- Try it:
Which lines in the records below hold the word "icon"? Copy each of them.

The records below:

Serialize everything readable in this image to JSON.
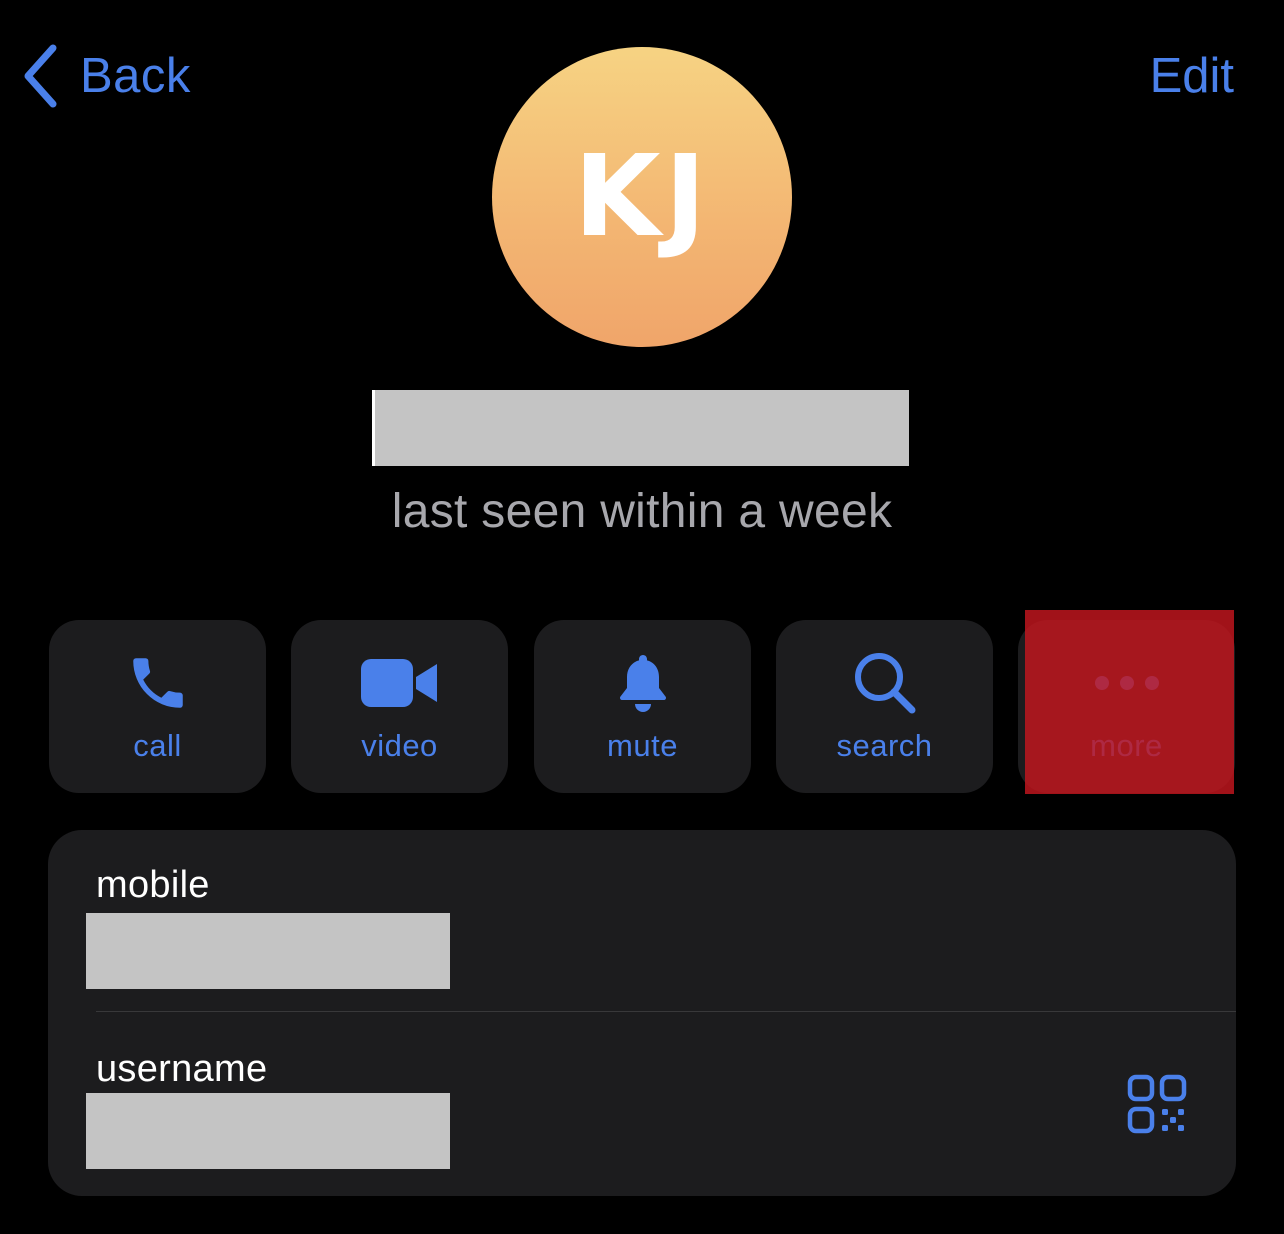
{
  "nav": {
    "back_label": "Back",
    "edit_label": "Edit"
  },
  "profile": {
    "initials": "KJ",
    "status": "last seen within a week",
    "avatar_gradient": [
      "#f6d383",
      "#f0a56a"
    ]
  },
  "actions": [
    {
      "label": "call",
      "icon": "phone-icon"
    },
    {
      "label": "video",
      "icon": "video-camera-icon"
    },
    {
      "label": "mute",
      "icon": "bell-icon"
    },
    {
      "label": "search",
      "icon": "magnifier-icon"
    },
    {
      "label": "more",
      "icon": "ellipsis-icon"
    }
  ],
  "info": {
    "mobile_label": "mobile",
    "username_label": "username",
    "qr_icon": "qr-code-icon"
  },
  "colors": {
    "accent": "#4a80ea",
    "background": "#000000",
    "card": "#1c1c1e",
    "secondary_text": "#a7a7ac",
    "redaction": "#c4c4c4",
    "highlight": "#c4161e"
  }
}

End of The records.

- Problem solution:
      "icon": "phone-icon"
      "icon": "video-camera-icon"
      "icon": "bell-icon"
      "icon": "magnifier-icon"
      "icon": "ellipsis-icon"
    "qr_icon": "qr-code-icon"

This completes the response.